Cochineal insects wage war on pest cactus

Thousands of Cochineal insects are being released into Onkaparinga Gorge National Park to tackle a declared pest cactus.

Cochineal insects wage war on pest cactus
Tiny Cochineal insects are helping to control drooping pear cactus plants in Onkaparinga Gorge National Park. Photo courtesy of Ben Della Torre.

The drooping pear (Opuntia monocantha) has been spreading up the gorge and because it is large, spikey and in inaccessible terrain, it is a major problem to control.

Staff from Natural Resources Adelaide Mt Lofty Ranges, Friends of Onkaparinga Gorge and other volunteers are dropping cochineal-infected pieces of cactus into drooping pear infestations to speed up the spread of the cactus-busting bug insects.

While the insect is best known for making red dye and food colouring, it is also an effective biological control. The female cochineal beetles suck juice out of the cactus until it becomes exhausted and dies.

Opuntia cactus has a notorious reputation – its numerous sharp spines can injure people, stock and wildlife.

It is a significant environmental weed that competes with native vegetation and forms dense impenetrable thickets. The cactus is a host for fruit fly and it offers refuge for pests such as foxes and rabbits.

The cochineal beetle was first introduced at five to ten sites in the Onkaparinga region in spring 2015, and the insects have spread several hundred metres around these initial sites.

From this initial action at least 20 to 50 mature drooping pear plants have died, and thousands more are infected.

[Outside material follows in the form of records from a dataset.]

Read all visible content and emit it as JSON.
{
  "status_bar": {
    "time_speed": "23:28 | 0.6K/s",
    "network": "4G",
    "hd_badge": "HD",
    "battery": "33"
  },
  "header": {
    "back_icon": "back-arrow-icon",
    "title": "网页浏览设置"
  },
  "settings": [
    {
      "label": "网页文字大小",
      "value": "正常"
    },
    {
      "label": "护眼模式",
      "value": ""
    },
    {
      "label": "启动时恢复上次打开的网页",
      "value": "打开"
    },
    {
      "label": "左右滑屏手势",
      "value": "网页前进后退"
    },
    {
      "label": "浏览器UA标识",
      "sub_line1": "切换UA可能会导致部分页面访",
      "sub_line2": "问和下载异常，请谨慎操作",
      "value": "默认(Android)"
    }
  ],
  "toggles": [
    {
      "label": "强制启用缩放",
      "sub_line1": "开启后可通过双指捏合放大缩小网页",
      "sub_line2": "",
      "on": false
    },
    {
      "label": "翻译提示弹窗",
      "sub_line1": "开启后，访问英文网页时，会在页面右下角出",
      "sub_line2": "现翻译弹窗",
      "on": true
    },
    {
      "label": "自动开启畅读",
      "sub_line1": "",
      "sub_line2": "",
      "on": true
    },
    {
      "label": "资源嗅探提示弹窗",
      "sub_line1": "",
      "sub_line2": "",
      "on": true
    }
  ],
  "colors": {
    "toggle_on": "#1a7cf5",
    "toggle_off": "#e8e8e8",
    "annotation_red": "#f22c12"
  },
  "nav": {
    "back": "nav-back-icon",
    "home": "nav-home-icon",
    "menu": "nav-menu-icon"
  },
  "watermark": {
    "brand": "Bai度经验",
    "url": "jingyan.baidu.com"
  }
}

The insects will continue to breed and expand across the infestation.

This short video contains further information about the cactus in Onkaparinga gorge.

Opuntia cacti are illegal to buy and sell in South Australia